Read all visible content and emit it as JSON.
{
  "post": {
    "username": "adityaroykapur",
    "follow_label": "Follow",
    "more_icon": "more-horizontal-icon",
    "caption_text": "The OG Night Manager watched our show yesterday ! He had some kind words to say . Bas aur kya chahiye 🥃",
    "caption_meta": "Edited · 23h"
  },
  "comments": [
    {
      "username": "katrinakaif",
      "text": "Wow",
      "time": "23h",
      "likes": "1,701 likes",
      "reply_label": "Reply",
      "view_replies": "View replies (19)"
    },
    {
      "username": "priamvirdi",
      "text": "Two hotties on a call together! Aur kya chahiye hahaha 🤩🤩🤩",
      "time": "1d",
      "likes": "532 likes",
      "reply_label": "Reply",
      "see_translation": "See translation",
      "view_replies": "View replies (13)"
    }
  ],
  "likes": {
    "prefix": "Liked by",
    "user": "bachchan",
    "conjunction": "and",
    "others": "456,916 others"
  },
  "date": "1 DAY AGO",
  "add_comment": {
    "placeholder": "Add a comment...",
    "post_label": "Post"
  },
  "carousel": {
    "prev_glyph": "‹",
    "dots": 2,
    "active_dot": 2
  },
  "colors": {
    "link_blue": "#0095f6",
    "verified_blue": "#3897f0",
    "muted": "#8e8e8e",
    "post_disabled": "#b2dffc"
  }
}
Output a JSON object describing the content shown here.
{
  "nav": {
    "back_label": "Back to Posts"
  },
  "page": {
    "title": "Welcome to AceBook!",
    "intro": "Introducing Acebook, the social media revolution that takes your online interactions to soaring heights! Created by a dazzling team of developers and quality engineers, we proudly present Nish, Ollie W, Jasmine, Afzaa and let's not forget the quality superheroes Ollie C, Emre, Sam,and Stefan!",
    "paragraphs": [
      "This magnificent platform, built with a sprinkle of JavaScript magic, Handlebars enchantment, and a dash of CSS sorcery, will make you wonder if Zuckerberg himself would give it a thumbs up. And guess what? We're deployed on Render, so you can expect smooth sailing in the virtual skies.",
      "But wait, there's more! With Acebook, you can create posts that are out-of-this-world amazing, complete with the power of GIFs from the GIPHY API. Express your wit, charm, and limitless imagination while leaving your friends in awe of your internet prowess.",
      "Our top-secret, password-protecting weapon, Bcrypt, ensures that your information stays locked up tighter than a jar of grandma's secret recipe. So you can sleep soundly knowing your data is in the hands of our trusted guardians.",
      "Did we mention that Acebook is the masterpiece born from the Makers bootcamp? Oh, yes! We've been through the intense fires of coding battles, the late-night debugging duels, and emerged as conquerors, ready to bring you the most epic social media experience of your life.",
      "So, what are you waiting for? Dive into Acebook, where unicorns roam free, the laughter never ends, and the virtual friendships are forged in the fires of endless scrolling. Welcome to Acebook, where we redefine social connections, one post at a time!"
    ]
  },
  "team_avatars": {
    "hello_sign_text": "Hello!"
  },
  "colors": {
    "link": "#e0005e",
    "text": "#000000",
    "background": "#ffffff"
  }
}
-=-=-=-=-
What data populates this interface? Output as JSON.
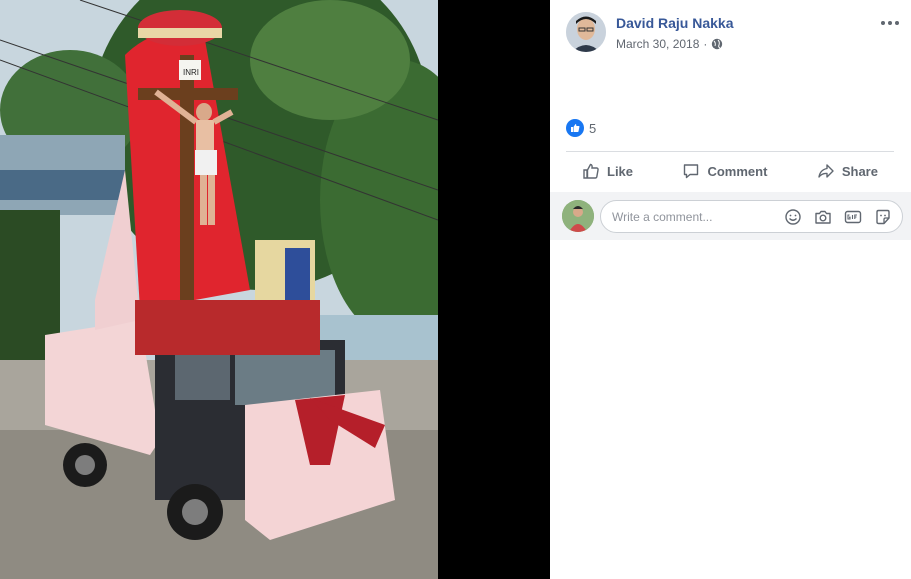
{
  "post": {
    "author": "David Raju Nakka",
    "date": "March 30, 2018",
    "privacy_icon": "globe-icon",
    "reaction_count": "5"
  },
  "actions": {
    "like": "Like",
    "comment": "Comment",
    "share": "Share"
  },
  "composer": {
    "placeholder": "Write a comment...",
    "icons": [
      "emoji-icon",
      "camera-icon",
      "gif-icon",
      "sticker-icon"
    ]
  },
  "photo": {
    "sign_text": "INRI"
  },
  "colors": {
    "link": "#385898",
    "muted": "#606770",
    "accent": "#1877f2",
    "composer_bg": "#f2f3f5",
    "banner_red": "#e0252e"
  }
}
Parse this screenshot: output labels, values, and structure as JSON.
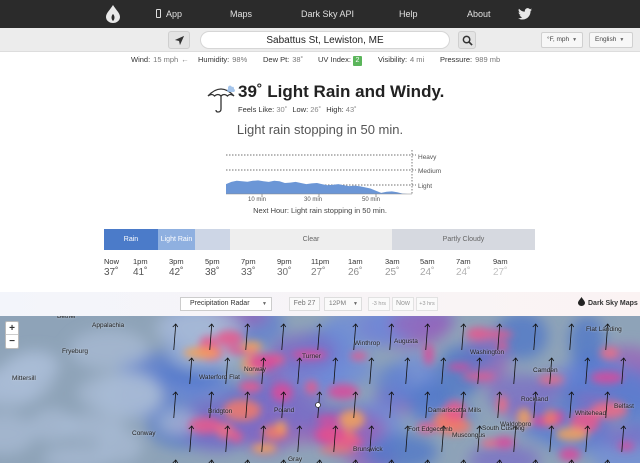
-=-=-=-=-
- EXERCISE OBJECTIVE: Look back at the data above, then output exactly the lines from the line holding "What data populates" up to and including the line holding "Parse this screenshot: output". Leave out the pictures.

- TASK RESPONSE:
What data populates this interface? Output as JSON.
{
  "post": {
    "author": "David Raju Nakka",
    "date": "March 30, 2018",
    "privacy_icon": "globe-icon",
    "reaction_count": "5"
  },
  "actions": {
    "like": "Like",
    "comment": "Comment",
    "share": "Share"
  },
  "composer": {
    "placeholder": "Write a comment...",
    "icons": [
      "emoji-icon",
      "camera-icon",
      "gif-icon",
      "sticker-icon"
    ]
  },
  "photo": {
    "sign_text": "INRI"
  },
  "colors": {
    "link": "#385898",
    "muted": "#606770",
    "accent": "#1877f2",
    "composer_bg": "#f2f3f5",
    "banner_red": "#e0252e"
  }
}
Parse this screenshot: output labels, values, and structure as JSON.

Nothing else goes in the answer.